Reproduce every line in the material below that holds "text".

• _INPUT FOR THIS TASK_
————————
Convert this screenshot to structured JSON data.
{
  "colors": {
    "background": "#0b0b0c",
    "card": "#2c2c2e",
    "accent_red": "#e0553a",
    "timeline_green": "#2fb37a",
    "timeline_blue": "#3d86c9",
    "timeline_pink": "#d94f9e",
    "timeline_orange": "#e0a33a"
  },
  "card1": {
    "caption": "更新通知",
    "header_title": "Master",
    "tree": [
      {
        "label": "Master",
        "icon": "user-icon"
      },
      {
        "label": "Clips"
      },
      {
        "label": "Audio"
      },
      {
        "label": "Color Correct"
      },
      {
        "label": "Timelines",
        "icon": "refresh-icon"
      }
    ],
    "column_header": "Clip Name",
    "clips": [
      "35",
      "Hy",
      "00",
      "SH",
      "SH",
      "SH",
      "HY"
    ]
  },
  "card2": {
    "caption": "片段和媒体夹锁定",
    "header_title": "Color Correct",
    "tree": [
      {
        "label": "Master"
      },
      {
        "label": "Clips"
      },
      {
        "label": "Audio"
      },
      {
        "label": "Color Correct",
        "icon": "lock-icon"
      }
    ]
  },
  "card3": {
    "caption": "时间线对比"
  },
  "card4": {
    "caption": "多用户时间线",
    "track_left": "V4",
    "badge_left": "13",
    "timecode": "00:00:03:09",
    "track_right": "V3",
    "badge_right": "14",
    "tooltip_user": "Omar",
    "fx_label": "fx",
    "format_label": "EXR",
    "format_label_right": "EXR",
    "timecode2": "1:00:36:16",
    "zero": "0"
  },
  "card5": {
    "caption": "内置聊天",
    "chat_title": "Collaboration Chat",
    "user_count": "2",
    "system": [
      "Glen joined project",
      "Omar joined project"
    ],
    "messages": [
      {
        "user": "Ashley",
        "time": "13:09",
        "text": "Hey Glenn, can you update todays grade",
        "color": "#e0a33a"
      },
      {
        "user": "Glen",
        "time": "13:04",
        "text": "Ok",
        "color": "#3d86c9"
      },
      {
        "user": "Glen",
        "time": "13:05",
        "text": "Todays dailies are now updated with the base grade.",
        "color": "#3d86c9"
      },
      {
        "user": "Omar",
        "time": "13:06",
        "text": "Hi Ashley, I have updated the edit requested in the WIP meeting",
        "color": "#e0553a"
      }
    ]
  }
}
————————
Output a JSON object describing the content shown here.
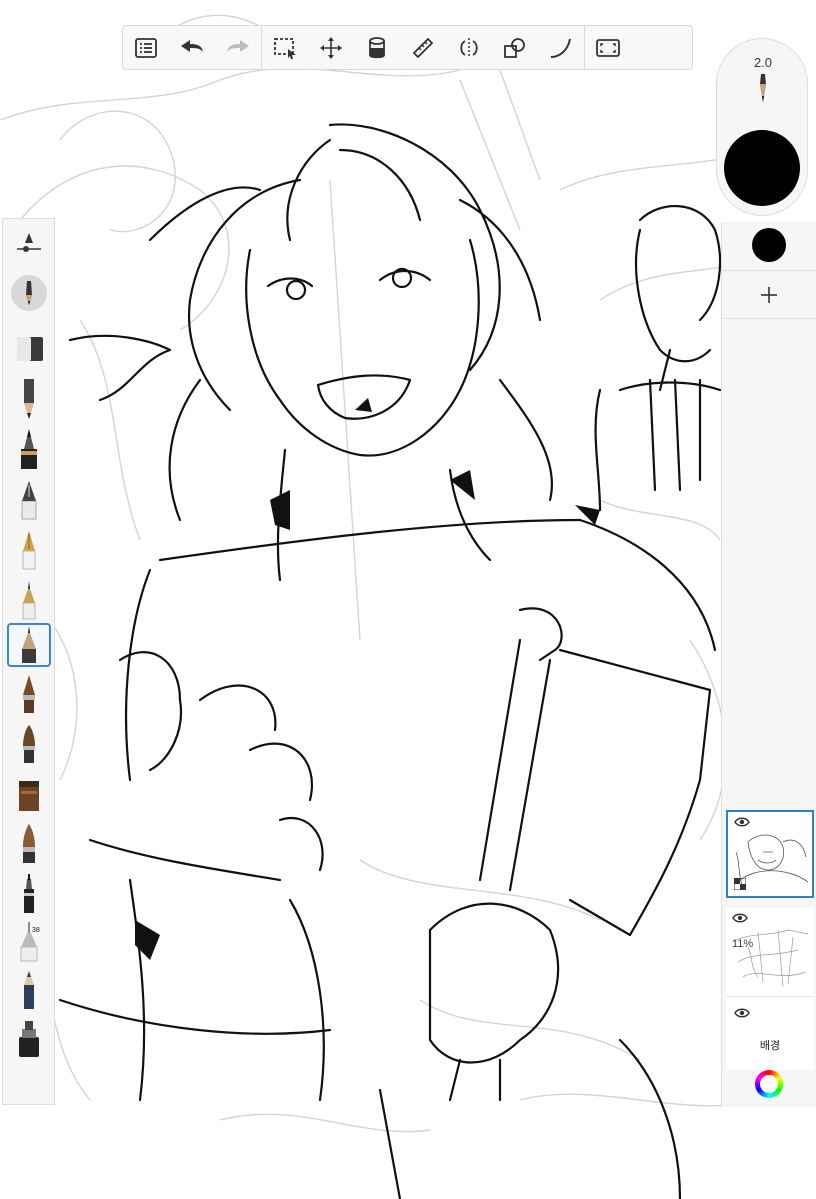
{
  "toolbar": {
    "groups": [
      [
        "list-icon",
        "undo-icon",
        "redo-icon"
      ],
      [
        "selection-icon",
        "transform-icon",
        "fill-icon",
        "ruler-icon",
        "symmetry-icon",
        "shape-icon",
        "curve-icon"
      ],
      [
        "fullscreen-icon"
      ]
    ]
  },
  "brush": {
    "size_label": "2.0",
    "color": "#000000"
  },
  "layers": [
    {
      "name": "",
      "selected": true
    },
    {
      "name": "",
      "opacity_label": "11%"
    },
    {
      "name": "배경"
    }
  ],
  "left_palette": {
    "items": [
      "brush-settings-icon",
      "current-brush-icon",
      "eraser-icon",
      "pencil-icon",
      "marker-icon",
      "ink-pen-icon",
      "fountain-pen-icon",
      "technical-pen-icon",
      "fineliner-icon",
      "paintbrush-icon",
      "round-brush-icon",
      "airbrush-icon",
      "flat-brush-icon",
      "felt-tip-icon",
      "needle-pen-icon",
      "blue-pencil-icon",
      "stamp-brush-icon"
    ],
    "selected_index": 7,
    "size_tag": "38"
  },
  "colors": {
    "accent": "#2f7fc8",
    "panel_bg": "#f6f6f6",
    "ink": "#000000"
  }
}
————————
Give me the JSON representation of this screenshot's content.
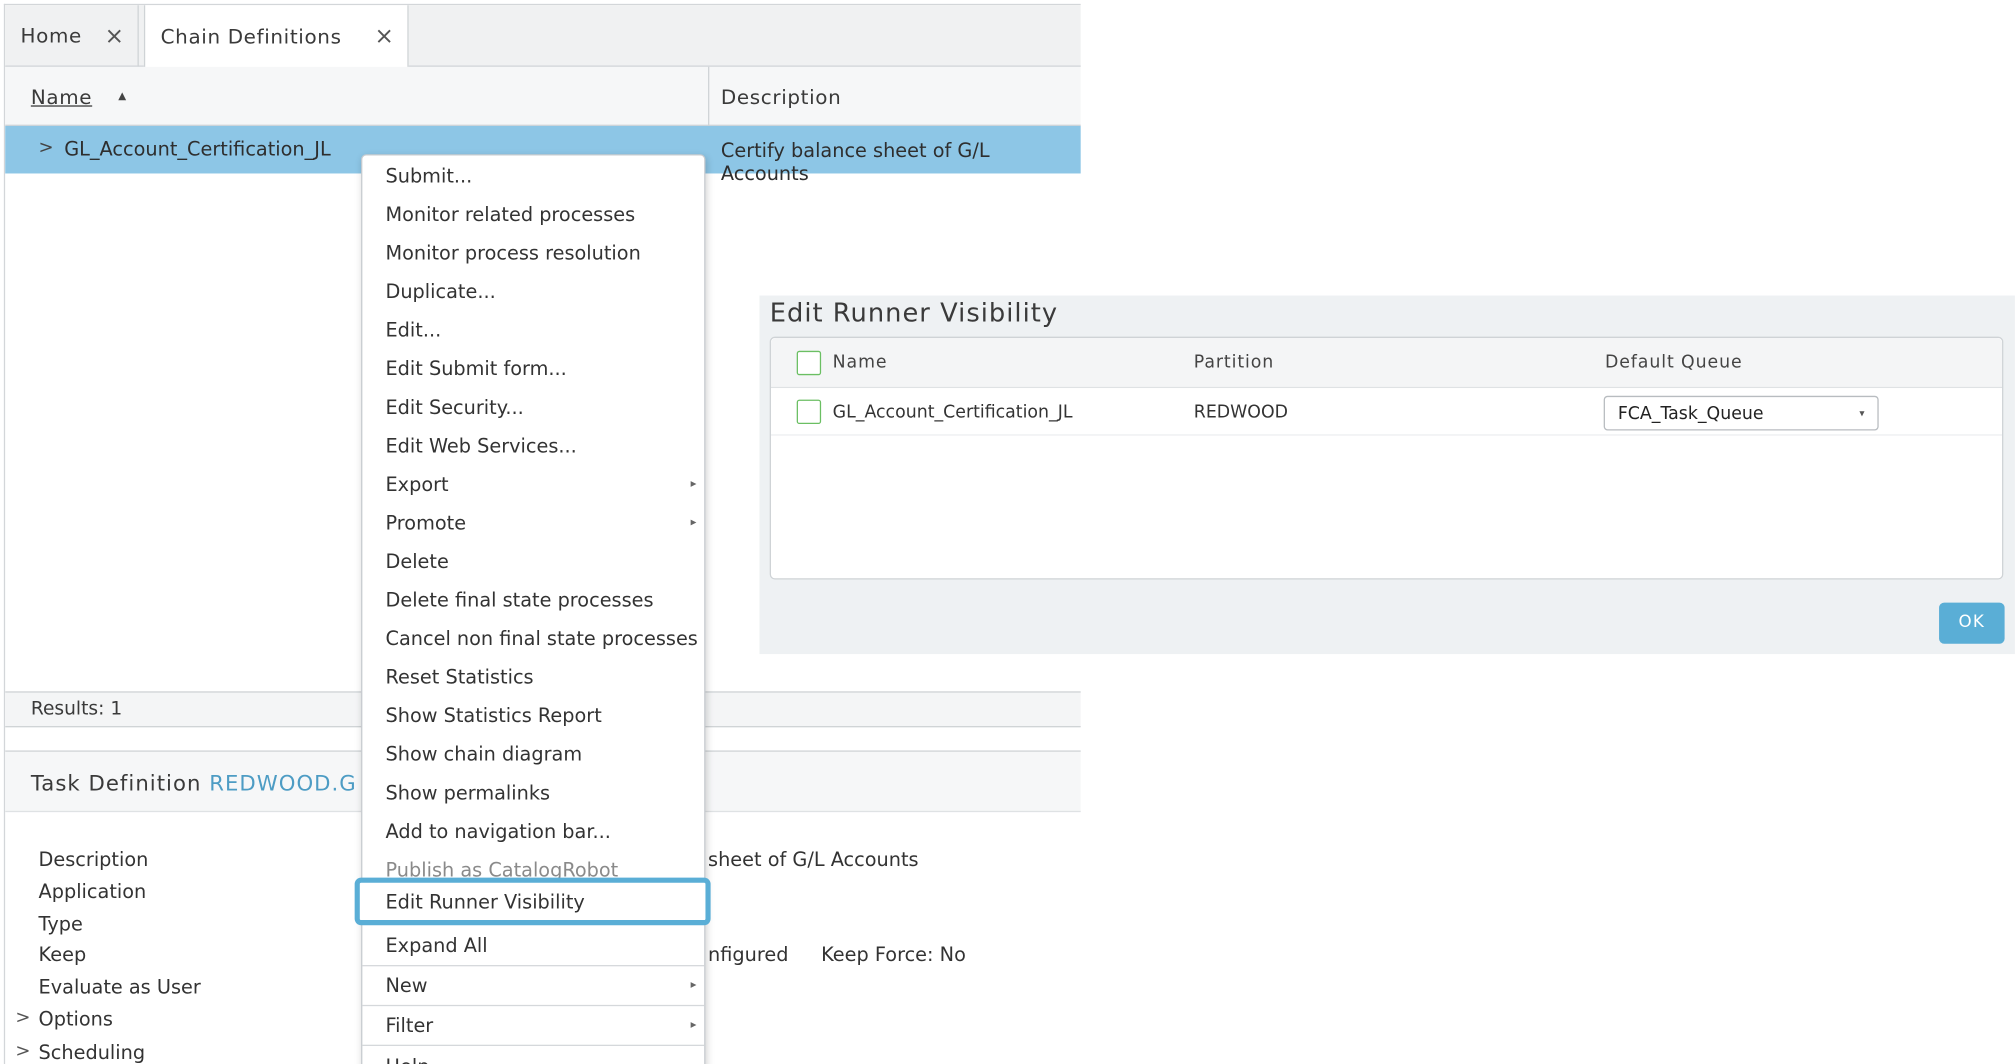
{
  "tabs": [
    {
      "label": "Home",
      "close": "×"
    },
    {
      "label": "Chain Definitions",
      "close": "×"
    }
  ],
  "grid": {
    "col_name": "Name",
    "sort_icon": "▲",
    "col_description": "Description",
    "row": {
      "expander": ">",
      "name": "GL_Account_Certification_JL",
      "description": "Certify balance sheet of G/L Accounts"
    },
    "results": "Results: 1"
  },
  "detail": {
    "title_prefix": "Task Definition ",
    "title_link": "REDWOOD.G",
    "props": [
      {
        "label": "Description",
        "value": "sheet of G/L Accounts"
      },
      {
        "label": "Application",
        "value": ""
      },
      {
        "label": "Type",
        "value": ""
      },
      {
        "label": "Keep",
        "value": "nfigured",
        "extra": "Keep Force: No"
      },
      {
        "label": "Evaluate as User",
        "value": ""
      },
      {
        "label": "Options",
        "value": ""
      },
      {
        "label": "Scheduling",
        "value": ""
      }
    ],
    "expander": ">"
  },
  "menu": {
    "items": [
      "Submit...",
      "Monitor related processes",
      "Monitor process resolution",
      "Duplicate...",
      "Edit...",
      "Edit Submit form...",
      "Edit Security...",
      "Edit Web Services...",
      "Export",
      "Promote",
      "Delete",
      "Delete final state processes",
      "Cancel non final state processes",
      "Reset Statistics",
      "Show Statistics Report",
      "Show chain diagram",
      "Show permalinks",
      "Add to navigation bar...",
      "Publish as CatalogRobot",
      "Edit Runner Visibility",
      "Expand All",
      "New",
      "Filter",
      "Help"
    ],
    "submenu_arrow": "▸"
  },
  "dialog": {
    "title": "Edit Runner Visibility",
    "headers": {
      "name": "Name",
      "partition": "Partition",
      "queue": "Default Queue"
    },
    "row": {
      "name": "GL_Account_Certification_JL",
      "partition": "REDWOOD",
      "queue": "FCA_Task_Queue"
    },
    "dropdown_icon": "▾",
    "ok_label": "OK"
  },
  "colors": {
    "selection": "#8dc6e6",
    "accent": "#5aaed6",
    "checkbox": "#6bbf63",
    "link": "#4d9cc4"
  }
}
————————
• _ANSWER SPACE_
        "text": "Hey Glenn, can you update todays grade",
        "text": "Ok",
        "text": "Todays dailies are now updated with the base grade.",
        "text": "Hi Ashley, I have updated the edit requested in the WIP meeting",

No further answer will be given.